:: Directions for this task ::
Look through the records and copy each line with the string "class" in it.

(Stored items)

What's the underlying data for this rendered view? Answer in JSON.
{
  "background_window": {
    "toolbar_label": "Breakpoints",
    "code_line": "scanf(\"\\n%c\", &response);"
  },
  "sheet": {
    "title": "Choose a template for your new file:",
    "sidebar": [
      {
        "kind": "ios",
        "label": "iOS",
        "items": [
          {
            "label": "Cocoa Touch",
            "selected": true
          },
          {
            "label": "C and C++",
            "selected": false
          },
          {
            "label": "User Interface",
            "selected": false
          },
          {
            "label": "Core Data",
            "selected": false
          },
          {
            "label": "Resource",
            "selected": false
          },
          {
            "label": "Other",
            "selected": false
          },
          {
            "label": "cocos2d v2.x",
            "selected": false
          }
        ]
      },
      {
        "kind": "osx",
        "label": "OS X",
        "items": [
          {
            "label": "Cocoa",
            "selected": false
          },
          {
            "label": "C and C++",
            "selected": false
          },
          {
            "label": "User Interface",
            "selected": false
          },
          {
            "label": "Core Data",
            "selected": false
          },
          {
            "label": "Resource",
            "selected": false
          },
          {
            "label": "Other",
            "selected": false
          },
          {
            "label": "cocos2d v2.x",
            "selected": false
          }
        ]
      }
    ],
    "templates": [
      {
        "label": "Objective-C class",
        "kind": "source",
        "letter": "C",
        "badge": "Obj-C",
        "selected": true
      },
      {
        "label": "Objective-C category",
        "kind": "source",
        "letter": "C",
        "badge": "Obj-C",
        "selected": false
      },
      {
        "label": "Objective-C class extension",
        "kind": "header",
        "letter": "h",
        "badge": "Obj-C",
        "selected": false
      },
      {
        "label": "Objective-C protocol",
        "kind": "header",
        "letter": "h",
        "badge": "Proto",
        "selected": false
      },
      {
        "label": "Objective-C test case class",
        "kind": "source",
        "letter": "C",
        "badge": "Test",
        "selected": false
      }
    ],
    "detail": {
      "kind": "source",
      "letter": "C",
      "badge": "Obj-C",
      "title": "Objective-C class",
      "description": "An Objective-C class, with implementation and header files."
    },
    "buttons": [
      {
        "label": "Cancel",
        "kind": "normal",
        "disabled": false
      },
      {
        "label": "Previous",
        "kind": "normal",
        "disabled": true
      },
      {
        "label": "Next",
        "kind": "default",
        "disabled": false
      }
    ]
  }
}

:: Result for this exercise ::
        "label": "Objective-C class",
        "label": "Objective-C class extension",
        "label": "Objective-C test case class",
      "title": "Objective-C class",
      "description": "An Objective-C class, with implementation and header files."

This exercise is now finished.